Dikh He Na Bister is an initiative that this year commemorated 78 years since 2nd August 1944, the day when almost 4300 Roma prisoners of Auschwitz-Birkenau camp were exterminated by Nazi Regime. Every year, DHNB gathers young people from all around the world and encourages them to get more educated regarding WWII, civil rights and resistance.

This years’ Dikh He Na Bister initiative started on 29th July in Krakow Poland where 150 young Roma and non Roma participants gathered to share stories, learn about history, commemorate the atrocities of the past and get empowered to face the challenges of today.

For five days, the participants had the chance to learn about the atrocities of WWII, the long suffering of survivors who had to fight for recognition as victims of the Holocaust in their European countries, or how the survivors had to fight to get the Holocaust of Sinti and Roma officially recognized and to get appropriate compensation as victims of Nazism.

DHNB 2022 started with a welcome plenary where the participants got to meet their facilitators and session rooms.  

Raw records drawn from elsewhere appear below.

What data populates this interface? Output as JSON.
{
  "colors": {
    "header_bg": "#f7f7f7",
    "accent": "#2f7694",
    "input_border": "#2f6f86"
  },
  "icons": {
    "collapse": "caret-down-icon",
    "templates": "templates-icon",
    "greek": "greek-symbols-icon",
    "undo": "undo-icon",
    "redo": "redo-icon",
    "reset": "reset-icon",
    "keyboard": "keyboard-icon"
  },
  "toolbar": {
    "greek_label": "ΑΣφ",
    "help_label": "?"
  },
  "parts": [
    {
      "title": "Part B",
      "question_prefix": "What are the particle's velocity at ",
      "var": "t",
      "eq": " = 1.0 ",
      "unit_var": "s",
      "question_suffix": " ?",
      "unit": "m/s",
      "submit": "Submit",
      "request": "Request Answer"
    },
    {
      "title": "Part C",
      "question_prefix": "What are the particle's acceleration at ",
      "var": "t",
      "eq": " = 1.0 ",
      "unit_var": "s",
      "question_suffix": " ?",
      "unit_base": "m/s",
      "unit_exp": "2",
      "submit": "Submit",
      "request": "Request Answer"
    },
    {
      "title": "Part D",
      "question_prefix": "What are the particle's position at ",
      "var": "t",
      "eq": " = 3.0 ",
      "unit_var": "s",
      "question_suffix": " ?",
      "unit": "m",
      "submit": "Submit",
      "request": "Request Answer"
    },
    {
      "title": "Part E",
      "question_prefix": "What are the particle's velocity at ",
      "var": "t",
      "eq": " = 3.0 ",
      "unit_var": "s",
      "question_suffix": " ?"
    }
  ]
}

First working day, 30st July, was dedicated mostly to discussing the historical background on the Roma Genocide during World War II as well as preparations for visiting the Auschwitz Museum. The participants got insights on the topic and exchanged experiences and knowledge. This year, the participants have been split into 10 working teams, 8 of them having two facilitators each and two of them having four facilitators. The groups were international and gathered both Roma and non Roma young people from all 19 different participant countries.

31st July started early in the morning with the departure from Krakow to Oświęcim where the participants visited Auschwitz Museum – a good opportunity for reflection on the knowledge they exchanged and gained in the first day of sessions, and also a place to understand better the historical background of Roma and Sinti Holocaust and WWII. Most of the day was spent in Block 13 of the museum, where Roma and Sinti exhibition is, and the participants had enough time to go around and gather information that they shared with others in the following days.

1st August sessions focused on topics such as racism, discrimination and remembrance and later on the day, the participants got the chance to meet Zijo Ribic, that talked about the Bosnian War in 1992 which he survived as the only one of his family when he was just eight years old.

The project is funded by the EVZ Foundation and the Federal Foreign Office as part of the program YOUNG PEOPLE remember.